**Task details**
Copy the entries exactly. Their pictures do not belong in the copy.

[Excerpts from an interface dataset]
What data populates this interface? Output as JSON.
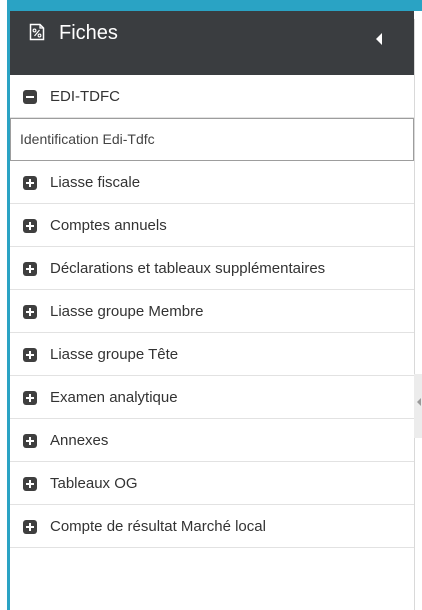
{
  "panel": {
    "title": "Fiches",
    "header_icon": "percent-document-icon",
    "collapse_icon": "caret-left-icon"
  },
  "tree": {
    "root": {
      "label": "EDI-TDFC",
      "expanded": true,
      "icon": "minus-square-icon"
    },
    "selected_child": {
      "label": "Identification Edi-Tdfc"
    },
    "items": [
      {
        "label": "Liasse fiscale",
        "icon": "plus-square-icon"
      },
      {
        "label": "Comptes annuels",
        "icon": "plus-square-icon"
      },
      {
        "label": "Déclarations et tableaux supplémentaires",
        "icon": "plus-square-icon"
      },
      {
        "label": "Liasse groupe Membre",
        "icon": "plus-square-icon"
      },
      {
        "label": "Liasse groupe Tête",
        "icon": "plus-square-icon"
      },
      {
        "label": "Examen analytique",
        "icon": "plus-square-icon"
      },
      {
        "label": "Annexes",
        "icon": "plus-square-icon"
      },
      {
        "label": "Tableaux OG",
        "icon": "plus-square-icon"
      },
      {
        "label": "Compte de résultat Marché local",
        "icon": "plus-square-icon"
      }
    ]
  },
  "colors": {
    "header_bg": "#3a3d40",
    "accent": "#2aa3c4",
    "row_border": "#e2e2e2"
  }
}
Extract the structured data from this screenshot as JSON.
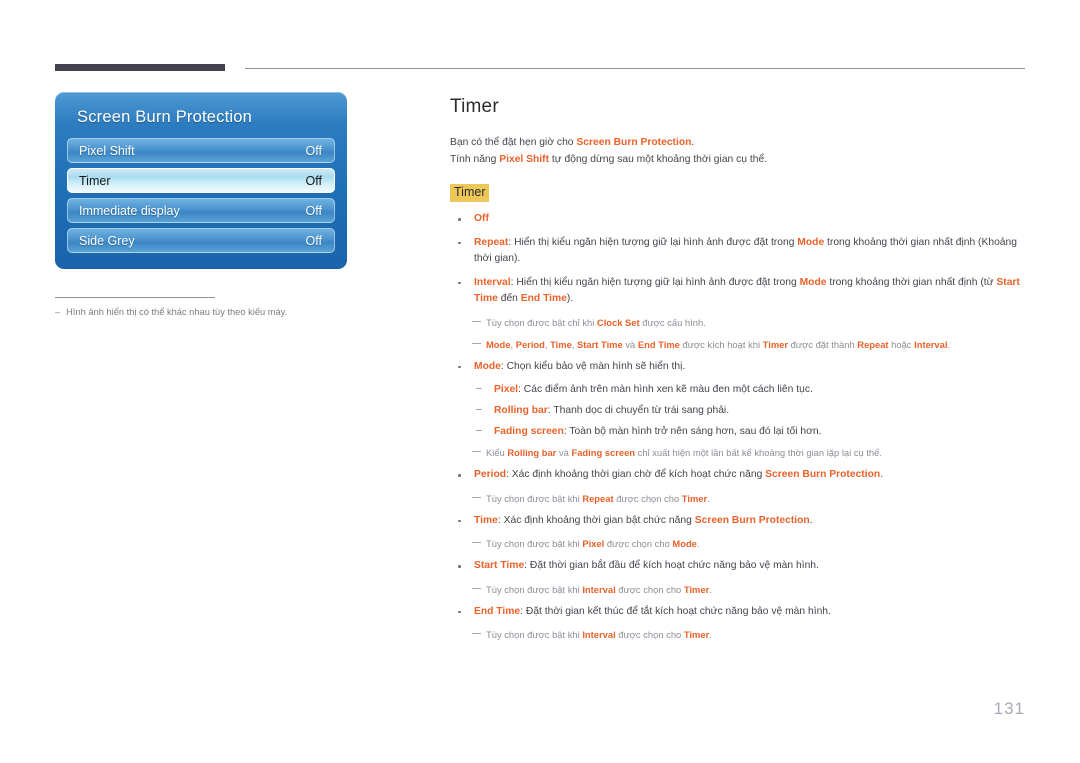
{
  "header": {
    "rule_thick_color": "#45424f",
    "rule_thin_color": "#8e8e96"
  },
  "osd": {
    "title": "Screen Burn Protection",
    "rows": [
      {
        "label": "Pixel Shift",
        "value": "Off",
        "selected": false
      },
      {
        "label": "Timer",
        "value": "Off",
        "selected": true
      },
      {
        "label": "Immediate display",
        "value": "Off",
        "selected": false
      },
      {
        "label": "Side Grey",
        "value": "Off",
        "selected": false
      }
    ],
    "footnote_dash": "‒",
    "footnote": "Hình ảnh hiển thị có thể khác nhau tùy theo kiểu máy."
  },
  "main": {
    "title": "Timer",
    "intro": [
      {
        "pre": "Bạn có thể đặt hẹn giờ cho ",
        "term": "Screen Burn Protection",
        "post": "."
      },
      {
        "pre": "Tính năng ",
        "term": "Pixel Shift",
        "post": " tự động dừng sau một khoảng thời gian cụ thể."
      }
    ],
    "section_heading": "Timer",
    "items": [
      {
        "kind": "bullet",
        "term": "Off",
        "text": ""
      },
      {
        "kind": "bullet",
        "term": "Repeat",
        "sep": ": ",
        "text_a": "Hiển thị kiểu ngăn hiện tượng giữ lại hình ảnh được đặt trong ",
        "term_b": "Mode",
        "text_b": " trong khoảng thời gian nhất định (Khoảng thời gian)."
      },
      {
        "kind": "bullet",
        "term": "Interval",
        "sep": ": ",
        "text_a": "Hiển thị kiểu ngăn hiện tượng giữ lại hình ảnh được đặt trong ",
        "term_b": "Mode",
        "text_b": " trong khoảng thời gian nhất định (từ ",
        "term_c": "Start Time",
        "text_c": " đến ",
        "term_d": "End Time",
        "text_d": ")."
      },
      {
        "kind": "note",
        "text_a": "Tùy chọn được bật chỉ khi ",
        "term_a": "Clock Set",
        "text_b": " được cấu hình."
      },
      {
        "kind": "note-multi",
        "term_a": "Mode",
        "sep_a": ", ",
        "term_b": "Period",
        "sep_b": ", ",
        "term_c": "Time",
        "sep_c": ", ",
        "term_d": "Start Time",
        "sep_d": " và ",
        "term_e": "End Time",
        "text_a": " được kích hoạt khi ",
        "term_f": "Timer",
        "text_b": " được đặt thành ",
        "term_g": "Repeat",
        "text_c": " hoặc ",
        "term_h": "Interval",
        "text_d": "."
      },
      {
        "kind": "bullet",
        "term": "Mode",
        "sep": ": ",
        "text_a": "Chọn kiểu bảo vệ màn hình sẽ hiển thị."
      },
      {
        "kind": "subdash",
        "term": "Pixel",
        "sep": ": ",
        "text_a": "Các điểm ảnh trên màn hình xen kẽ màu đen một cách liên tục."
      },
      {
        "kind": "subdash",
        "term": "Rolling bar",
        "sep": ": ",
        "text_a": "Thanh dọc di chuyển từ trái sang phải."
      },
      {
        "kind": "subdash",
        "term": "Fading screen",
        "sep": ": ",
        "text_a": "Toàn bộ màn hình trở nên sáng hơn, sau đó lại tối hơn."
      },
      {
        "kind": "note-rolling",
        "text_a": "Kiểu ",
        "term_a": "Rolling bar",
        "text_b": " và ",
        "term_b": "Fading screen",
        "text_c": " chỉ xuất hiện một lần bất kể khoảng thời gian lặp lại cụ thể."
      },
      {
        "kind": "bullet",
        "term": "Period",
        "sep": ": ",
        "text_a": "Xác định khoảng thời gian chờ để kích hoạt chức năng ",
        "term_b": "Screen Burn Protection",
        "text_b": "."
      },
      {
        "kind": "note",
        "text_a": "Tùy chọn được bật khi ",
        "term_a": "Repeat",
        "text_b": " được chọn cho ",
        "term_b": "Timer",
        "text_c": "."
      },
      {
        "kind": "bullet",
        "term": "Time",
        "sep": ": ",
        "text_a": "Xác định khoảng thời gian bật chức năng ",
        "term_b": "Screen Burn Protection",
        "text_b": "."
      },
      {
        "kind": "note",
        "text_a": "Tùy chọn được bật khi ",
        "term_a": "Pixel",
        "text_b": " được chọn cho ",
        "term_b": "Mode",
        "text_c": "."
      },
      {
        "kind": "bullet",
        "term": "Start Time",
        "sep": ": ",
        "text_a": "Đặt thời gian bắt đầu để kích hoạt chức năng bảo vệ màn hình."
      },
      {
        "kind": "note",
        "text_a": "Tùy chọn được bật khi ",
        "term_a": "Interval",
        "text_b": " được chọn cho ",
        "term_b": "Timer",
        "text_c": "."
      },
      {
        "kind": "bullet",
        "term": "End Time",
        "sep": ": ",
        "text_a": "Đặt thời gian kết thúc để tắt kích hoạt chức năng bảo vệ màn hình."
      },
      {
        "kind": "note",
        "text_a": "Tùy chọn được bật khi ",
        "term_a": "Interval",
        "text_b": " được chọn cho ",
        "term_b": "Timer",
        "text_c": "."
      }
    ]
  },
  "footer": {
    "page_number": "131"
  },
  "colors": {
    "accent_orange": "#e8622a",
    "highlight_yellow": "#edc758",
    "osd_blue": "#1f6fb7",
    "note_gray": "#8d8d96"
  }
}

**Output of the exercise**
What data populates this interface? Output as JSON.
{
  "panel": {
    "title": "Fiches",
    "header_icon": "percent-document-icon",
    "collapse_icon": "caret-left-icon"
  },
  "tree": {
    "root": {
      "label": "EDI-TDFC",
      "expanded": true,
      "icon": "minus-square-icon"
    },
    "selected_child": {
      "label": "Identification Edi-Tdfc"
    },
    "items": [
      {
        "label": "Liasse fiscale",
        "icon": "plus-square-icon"
      },
      {
        "label": "Comptes annuels",
        "icon": "plus-square-icon"
      },
      {
        "label": "Déclarations et tableaux supplémentaires",
        "icon": "plus-square-icon"
      },
      {
        "label": "Liasse groupe Membre",
        "icon": "plus-square-icon"
      },
      {
        "label": "Liasse groupe Tête",
        "icon": "plus-square-icon"
      },
      {
        "label": "Examen analytique",
        "icon": "plus-square-icon"
      },
      {
        "label": "Annexes",
        "icon": "plus-square-icon"
      },
      {
        "label": "Tableaux OG",
        "icon": "plus-square-icon"
      },
      {
        "label": "Compte de résultat Marché local",
        "icon": "plus-square-icon"
      }
    ]
  },
  "colors": {
    "header_bg": "#3a3d40",
    "accent": "#2aa3c4",
    "row_border": "#e2e2e2"
  }
}
Extract the structured data from this screenshot as JSON.
{
  "header": {
    "rule_thick_color": "#45424f",
    "rule_thin_color": "#8e8e96"
  },
  "osd": {
    "title": "Screen Burn Protection",
    "rows": [
      {
        "label": "Pixel Shift",
        "value": "Off",
        "selected": false
      },
      {
        "label": "Timer",
        "value": "Off",
        "selected": true
      },
      {
        "label": "Immediate display",
        "value": "Off",
        "selected": false
      },
      {
        "label": "Side Grey",
        "value": "Off",
        "selected": false
      }
    ],
    "footnote_dash": "‒",
    "footnote": "Hình ảnh hiển thị có thể khác nhau tùy theo kiểu máy."
  },
  "main": {
    "title": "Timer",
    "intro": [
      {
        "pre": "Bạn có thể đặt hẹn giờ cho ",
        "term": "Screen Burn Protection",
        "post": "."
      },
      {
        "pre": "Tính năng ",
        "term": "Pixel Shift",
        "post": " tự động dừng sau một khoảng thời gian cụ thể."
      }
    ],
    "section_heading": "Timer",
    "items": [
      {
        "kind": "bullet",
        "term": "Off",
        "text": ""
      },
      {
        "kind": "bullet",
        "term": "Repeat",
        "sep": ": ",
        "text_a": "Hiển thị kiểu ngăn hiện tượng giữ lại hình ảnh được đặt trong ",
        "term_b": "Mode",
        "text_b": " trong khoảng thời gian nhất định (Khoảng thời gian)."
      },
      {
        "kind": "bullet",
        "term": "Interval",
        "sep": ": ",
        "text_a": "Hiển thị kiểu ngăn hiện tượng giữ lại hình ảnh được đặt trong ",
        "term_b": "Mode",
        "text_b": " trong khoảng thời gian nhất định (từ ",
        "term_c": "Start Time",
        "text_c": " đến ",
        "term_d": "End Time",
        "text_d": ")."
      },
      {
        "kind": "note",
        "text_a": "Tùy chọn được bật chỉ khi ",
        "term_a": "Clock Set",
        "text_b": " được cấu hình."
      },
      {
        "kind": "note-multi",
        "term_a": "Mode",
        "sep_a": ", ",
        "term_b": "Period",
        "sep_b": ", ",
        "term_c": "Time",
        "sep_c": ", ",
        "term_d": "Start Time",
        "sep_d": " và ",
        "term_e": "End Time",
        "text_a": " được kích hoạt khi ",
        "term_f": "Timer",
        "text_b": " được đặt thành ",
        "term_g": "Repeat",
        "text_c": " hoặc ",
        "term_h": "Interval",
        "text_d": "."
      },
      {
        "kind": "bullet",
        "term": "Mode",
        "sep": ": ",
        "text_a": "Chọn kiểu bảo vệ màn hình sẽ hiển thị."
      },
      {
        "kind": "subdash",
        "term": "Pixel",
        "sep": ": ",
        "text_a": "Các điểm ảnh trên màn hình xen kẽ màu đen một cách liên tục."
      },
      {
        "kind": "subdash",
        "term": "Rolling bar",
        "sep": ": ",
        "text_a": "Thanh dọc di chuyển từ trái sang phải."
      },
      {
        "kind": "subdash",
        "term": "Fading screen",
        "sep": ": ",
        "text_a": "Toàn bộ màn hình trở nên sáng hơn, sau đó lại tối hơn."
      },
      {
        "kind": "note-rolling",
        "text_a": "Kiểu ",
        "term_a": "Rolling bar",
        "text_b": " và ",
        "term_b": "Fading screen",
        "text_c": " chỉ xuất hiện một lần bất kể khoảng thời gian lặp lại cụ thể."
      },
      {
        "kind": "bullet",
        "term": "Period",
        "sep": ": ",
        "text_a": "Xác định khoảng thời gian chờ để kích hoạt chức năng ",
        "term_b": "Screen Burn Protection",
        "text_b": "."
      },
      {
        "kind": "note",
        "text_a": "Tùy chọn được bật khi ",
        "term_a": "Repeat",
        "text_b": " được chọn cho ",
        "term_b": "Timer",
        "text_c": "."
      },
      {
        "kind": "bullet",
        "term": "Time",
        "sep": ": ",
        "text_a": "Xác định khoảng thời gian bật chức năng ",
        "term_b": "Screen Burn Protection",
        "text_b": "."
      },
      {
        "kind": "note",
        "text_a": "Tùy chọn được bật khi ",
        "term_a": "Pixel",
        "text_b": " được chọn cho ",
        "term_b": "Mode",
        "text_c": "."
      },
      {
        "kind": "bullet",
        "term": "Start Time",
        "sep": ": ",
        "text_a": "Đặt thời gian bắt đầu để kích hoạt chức năng bảo vệ màn hình."
      },
      {
        "kind": "note",
        "text_a": "Tùy chọn được bật khi ",
        "term_a": "Interval",
        "text_b": " được chọn cho ",
        "term_b": "Timer",
        "text_c": "."
      },
      {
        "kind": "bullet",
        "term": "End Time",
        "sep": ": ",
        "text_a": "Đặt thời gian kết thúc để tắt kích hoạt chức năng bảo vệ màn hình."
      },
      {
        "kind": "note",
        "text_a": "Tùy chọn được bật khi ",
        "term_a": "Interval",
        "text_b": " được chọn cho ",
        "term_b": "Timer",
        "text_c": "."
      }
    ]
  },
  "footer": {
    "page_number": "131"
  },
  "colors": {
    "accent_orange": "#e8622a",
    "highlight_yellow": "#edc758",
    "osd_blue": "#1f6fb7",
    "note_gray": "#8d8d96"
  }
}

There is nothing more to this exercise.